Christmas shopping hordes will play a big part in whether the economy slipped into recession in the final months of 2016, economists say.
Retail sales rose 0.2 per cent to $25.66 billion in November, according to the latest figures from the Australian Bureau of Statistics, weaker than market expectations of a rise of 0.4 per cent.
Sales of clothing, food and household goods were stronger in the month, while department stores and cafe, restaurant and takeaway sales fell.
November's modest sales rise follows growth of around 0.6 per cent in each of the previous three months.
If retail sales rose even moderately in December, that is likely to have been enough to signal a rebound in household consumption in the fourth quarter of 2016, Capital Economics chief economist Paul Dales said.
Weak spending in the third quarter contributed to that period's 0.5 per cent economic contraction.
"All told, any improvement in household spending would be welcome given the outright fall in real GDP in the third quarter," Mr Dales said.
"And it would provide more hope that Australia avoided its first recession in 25 years in the fourth quarter. But equally the economy is hardly firing on all cylinders."
Citi economist Paul Brennan said the weaker than expected November figures will mean an even sharper focus on December retail figures, which will be released on February 6.

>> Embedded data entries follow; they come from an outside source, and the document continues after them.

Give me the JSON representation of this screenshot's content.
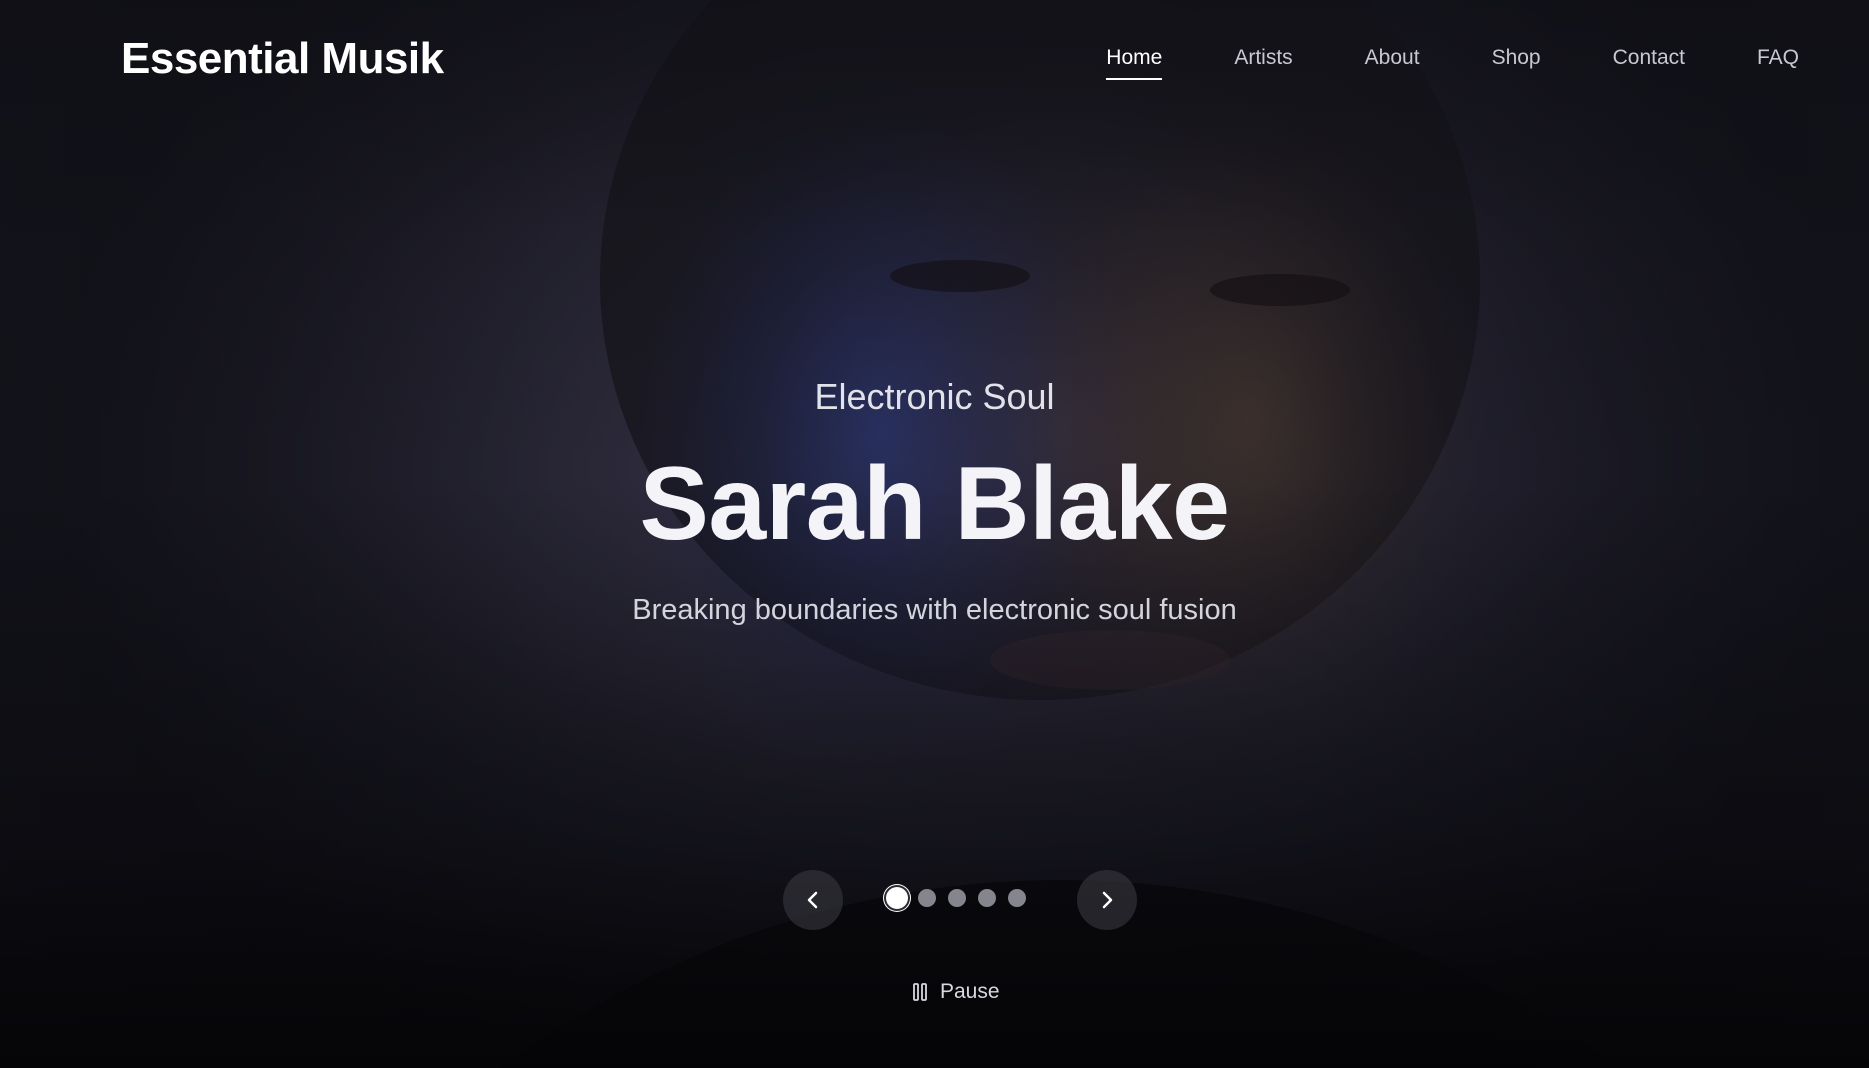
{
  "header": {
    "logo": "Essential Musik",
    "nav": [
      {
        "label": "Home",
        "active": true
      },
      {
        "label": "Artists",
        "active": false
      },
      {
        "label": "About",
        "active": false
      },
      {
        "label": "Shop",
        "active": false
      },
      {
        "label": "Contact",
        "active": false
      },
      {
        "label": "FAQ",
        "active": false
      }
    ]
  },
  "hero": {
    "genre": "Electronic Soul",
    "artist": "Sarah Blake",
    "tagline": "Breaking boundaries with electronic soul fusion"
  },
  "carousel": {
    "prev_icon": "chevron-left-icon",
    "next_icon": "chevron-right-icon",
    "slide_count": 5,
    "active_slide": 1,
    "pause_label": "Pause",
    "pause_icon": "pause-icon"
  },
  "colors": {
    "text": "#ffffff",
    "muted": "#c8c8d0",
    "dot_inactive": "#85858e"
  }
}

While the RBA is focused on non-mining business investment and the media's attention is trained on the housing market, consumer spending will prove much more important in determining any surprises in economic growth in 2017, he said.
"This is not only because it is by far the largest component of GDP, but because the resilience of the consumer will be tested by interest rates being less supportive of spending this year and there are a number of fiscal consolidation measures that should impact household income," Mr Brennan said.
"Momentum in household demand indicators is already soft."